Website and app data records:
____________
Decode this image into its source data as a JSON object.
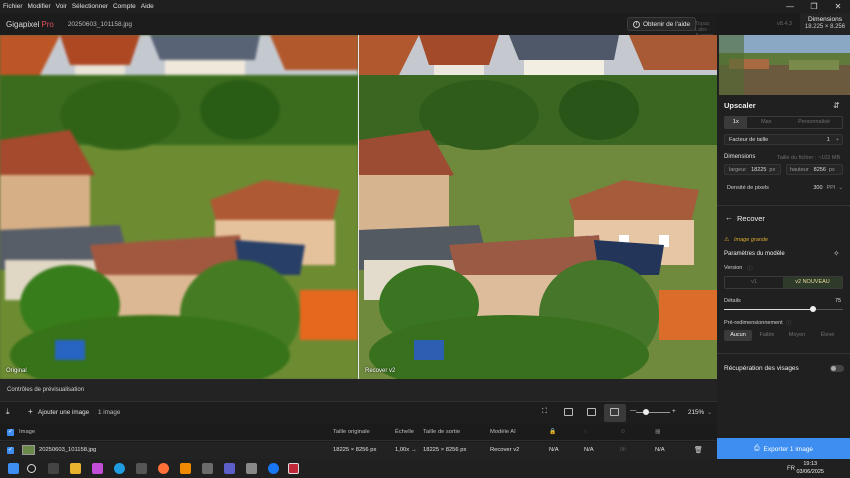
{
  "menu": [
    "Fichier",
    "Modifier",
    "Voir",
    "Sélectionner",
    "Compte",
    "Aide"
  ],
  "window_controls": [
    "—",
    "❐",
    "✕"
  ],
  "app": {
    "name": "Gigapixel",
    "edition": "Pro",
    "filename": "20250603_101158.jpg"
  },
  "header": {
    "help_label": "Obtenir de l'aide",
    "model_hint": "Topaz Labs · Avance Rotante",
    "version": "v8.4.3",
    "dimensions_title": "Dimensions",
    "dimensions_value": "18.225 × 8.256"
  },
  "preview": {
    "left_label": "Original",
    "right_label": "Recover v2"
  },
  "panel": {
    "upscaler_title": "Upscaler",
    "scale_options": [
      "1x",
      "Max",
      "Personnalisé"
    ],
    "scale_active": "1x",
    "factor_label": "Facteur de taille",
    "factor_value": "1",
    "dimensions_label": "Dimensions",
    "file_size_hint": "Taille du fichier : ~102 MB",
    "width_label": "largeur",
    "width_value": "18225",
    "width_unit": "px",
    "height_label": "hauteur",
    "height_value": "8256",
    "height_unit": "px",
    "density_label": "Densité de pixels",
    "density_value": "300",
    "density_unit": "PPI",
    "recover_title": "Recover",
    "recover_note": "Image grande",
    "model_params_label": "Paramètres du modèle",
    "version_label": "Version",
    "version_options": [
      "v1",
      "v2 NOUVEAU"
    ],
    "version_active": "v2 NOUVEAU",
    "details_label": "Détails",
    "details_value": "75",
    "details_level": 0.75,
    "presizing_label": "Pré-redimensionnement",
    "presizing_options": [
      "Aucun",
      "Faible",
      "Moyen",
      "Élevé"
    ],
    "presizing_active": "Aucun",
    "face_recovery_label": "Récupération des visages"
  },
  "export_label": "Exporter 1 image",
  "bottom": {
    "controls_label": "Contrôles de prévisualisation",
    "add_image_label": "Ajouter une image",
    "image_count": "1 image",
    "zoom_value": "215%",
    "columns": [
      "Image",
      "Taille originale",
      "Échelle",
      "Taille de sortie",
      "Modèle AI"
    ],
    "row": {
      "name": "20250603_101158.jpg",
      "original_size": "18225 × 8256 px",
      "scale": "1,00x",
      "arrow": "→",
      "output_size": "18225 × 8256 px",
      "model": "Recover v2",
      "col_a": "N/A",
      "col_b": "N/A",
      "col_c": "Ilfi",
      "col_d": "N/A"
    }
  },
  "taskbar": {
    "lang": "FR",
    "time": "19:13",
    "date": "03/06/2025"
  },
  "colors": {
    "accent": "#3d8ef0",
    "brand_pro": "#e04f5a",
    "recover_note": "#d9a92b"
  }
}
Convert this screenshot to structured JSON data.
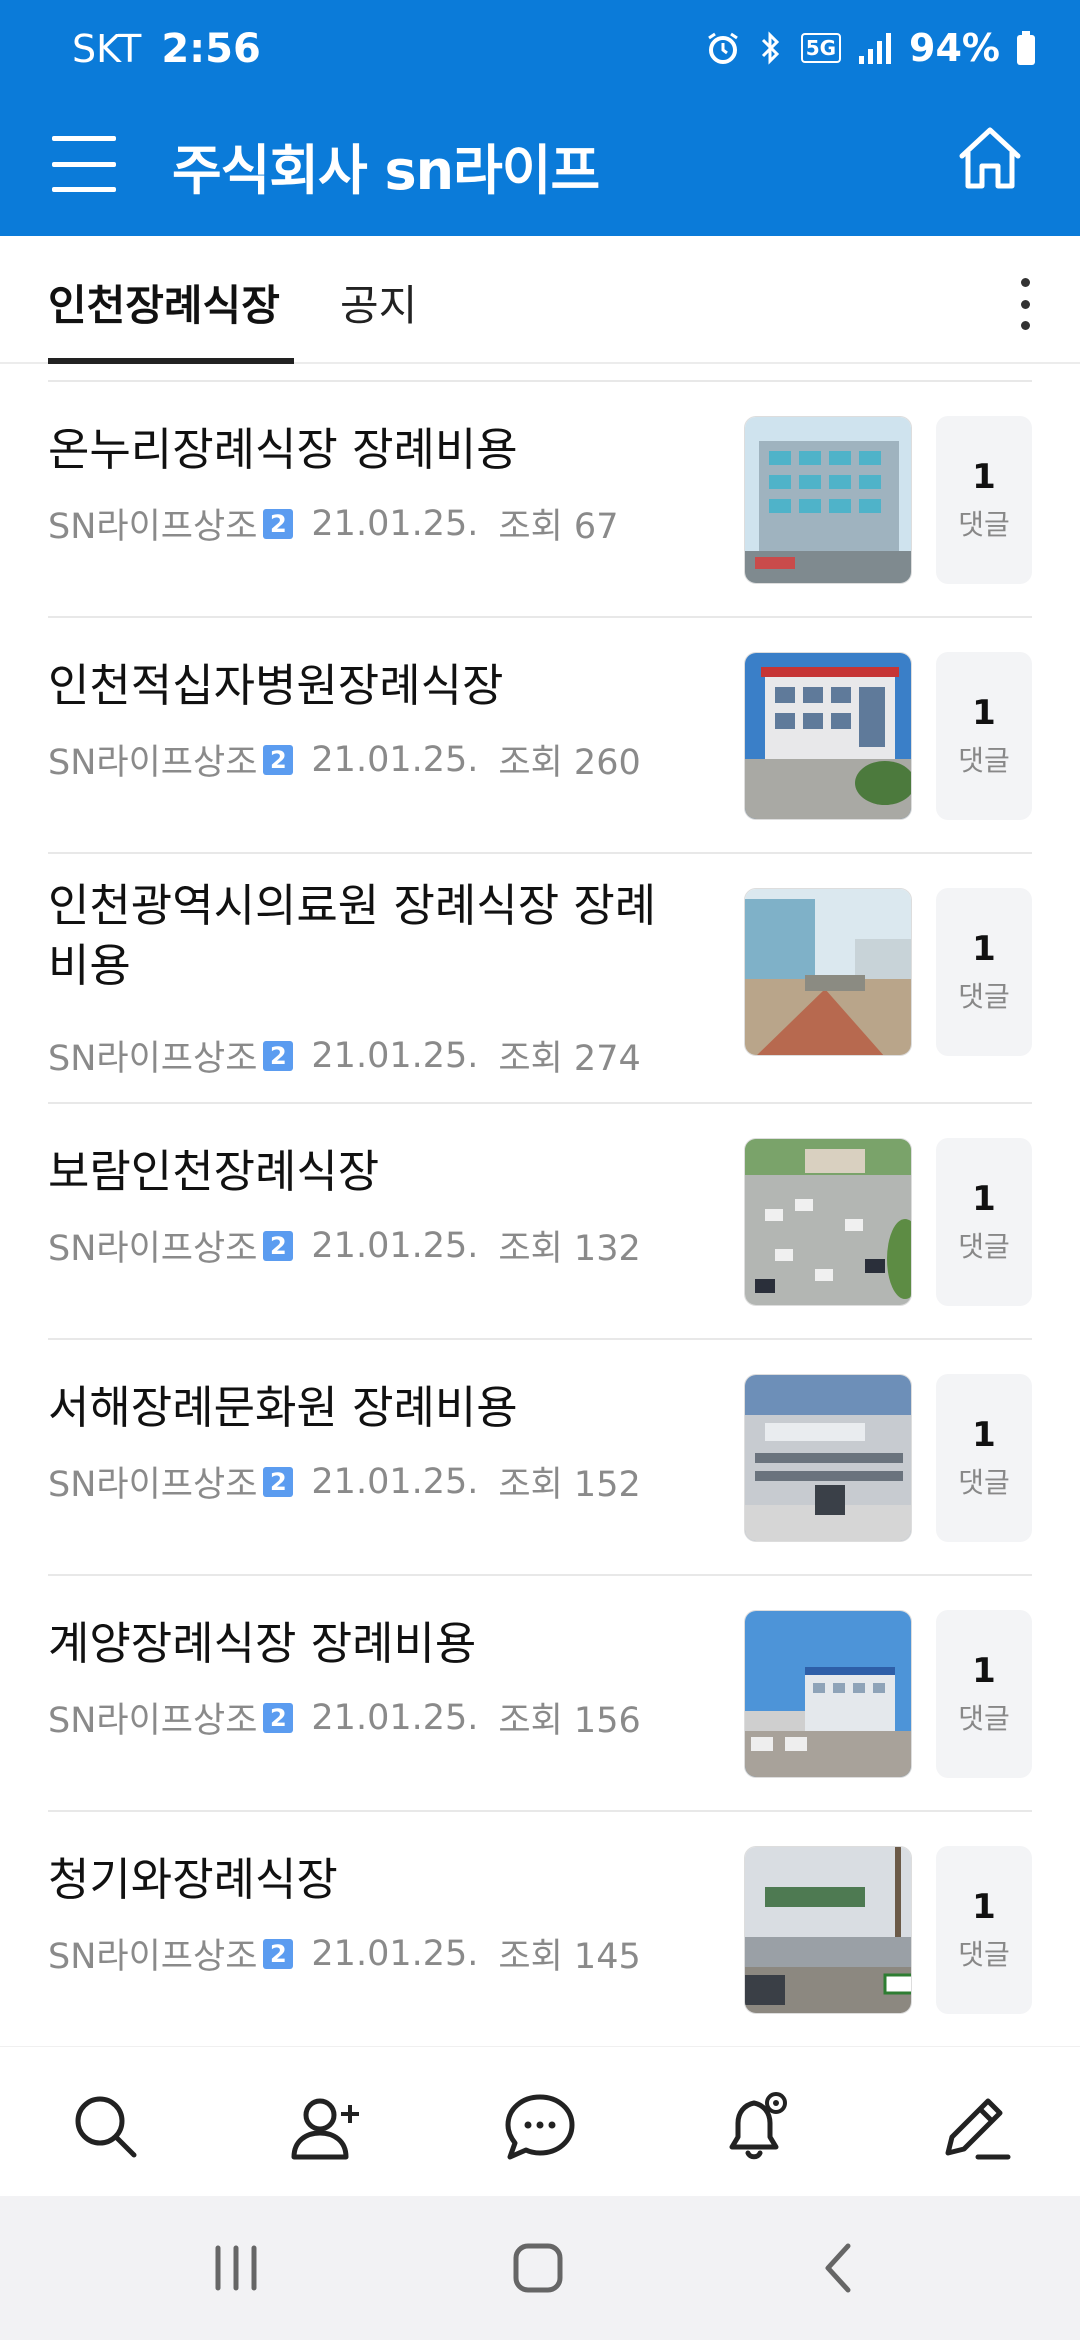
{
  "status_bar": {
    "carrier": "SKT",
    "time": "2:56",
    "network": "5G",
    "battery": "94%"
  },
  "app_bar": {
    "title": "주식회사 sn라이프"
  },
  "tabs": [
    {
      "label": "인천장례식장",
      "active": true
    },
    {
      "label": "공지",
      "active": false
    }
  ],
  "posts": [
    {
      "title": "온누리장례식장 장례비용",
      "author": "SN라이프상조",
      "level": "2",
      "date": "21.01.25.",
      "views": "조회 67",
      "comments": "1",
      "comment_label": "댓글"
    },
    {
      "title": "인천적십자병원장례식장",
      "author": "SN라이프상조",
      "level": "2",
      "date": "21.01.25.",
      "views": "조회 260",
      "comments": "1",
      "comment_label": "댓글"
    },
    {
      "title": "인천광역시의료원 장례식장 장례비용",
      "author": "SN라이프상조",
      "level": "2",
      "date": "21.01.25.",
      "views": "조회 274",
      "comments": "1",
      "comment_label": "댓글"
    },
    {
      "title": "보람인천장례식장",
      "author": "SN라이프상조",
      "level": "2",
      "date": "21.01.25.",
      "views": "조회 132",
      "comments": "1",
      "comment_label": "댓글"
    },
    {
      "title": "서해장례문화원 장례비용",
      "author": "SN라이프상조",
      "level": "2",
      "date": "21.01.25.",
      "views": "조회 152",
      "comments": "1",
      "comment_label": "댓글"
    },
    {
      "title": "계양장례식장 장례비용",
      "author": "SN라이프상조",
      "level": "2",
      "date": "21.01.25.",
      "views": "조회 156",
      "comments": "1",
      "comment_label": "댓글"
    },
    {
      "title": "청기와장례식장",
      "author": "SN라이프상조",
      "level": "2",
      "date": "21.01.25.",
      "views": "조회 145",
      "comments": "1",
      "comment_label": "댓글"
    }
  ],
  "toolbar": {
    "icons": [
      "search-icon",
      "add-member-icon",
      "chat-icon",
      "notification-settings-icon",
      "write-icon"
    ]
  },
  "colors": {
    "brand_blue": "#0b7bd9",
    "level_badge": "#5b9cf0"
  }
}
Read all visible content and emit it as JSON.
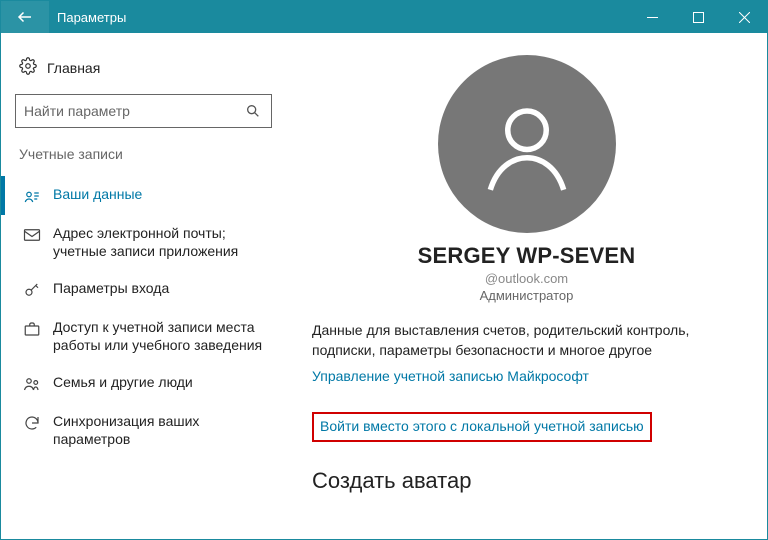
{
  "titlebar": {
    "title": "Параметры"
  },
  "sidebar": {
    "home": "Главная",
    "search_placeholder": "Найти параметр",
    "section": "Учетные записи",
    "items": [
      {
        "label": "Ваши данные"
      },
      {
        "label": "Адрес электронной почты; учетные записи приложения"
      },
      {
        "label": "Параметры входа"
      },
      {
        "label": "Доступ к учетной записи места работы или учебного заведения"
      },
      {
        "label": "Семья и другие люди"
      },
      {
        "label": "Синхронизация ваших параметров"
      }
    ]
  },
  "main": {
    "user_name": "SERGEY WP-SEVEN",
    "user_email": "@outlook.com",
    "user_role": "Администратор",
    "description": "Данные для выставления счетов, родительский контроль, подписки, параметры безопасности и многое другое",
    "manage_link": "Управление учетной записью Майкрософт",
    "local_link": "Войти вместо этого с локальной учетной записью",
    "avatar_heading": "Создать аватар"
  }
}
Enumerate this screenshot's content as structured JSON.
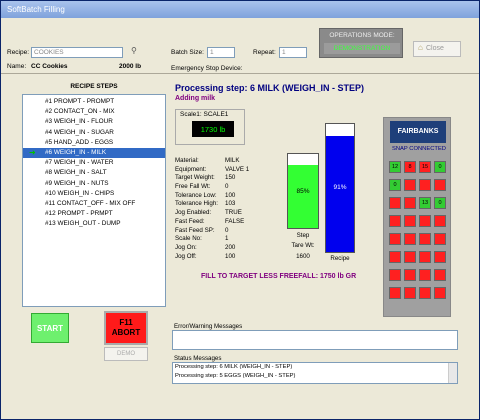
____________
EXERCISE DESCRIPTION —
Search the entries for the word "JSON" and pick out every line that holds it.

ANSWER AREA —
Decode this image into its source data as a JSON object.
Convert this screenshot to structured JSON data.
Read all visible content and emit it as JSON.
Enumerate this screenshot's content as structured JSON.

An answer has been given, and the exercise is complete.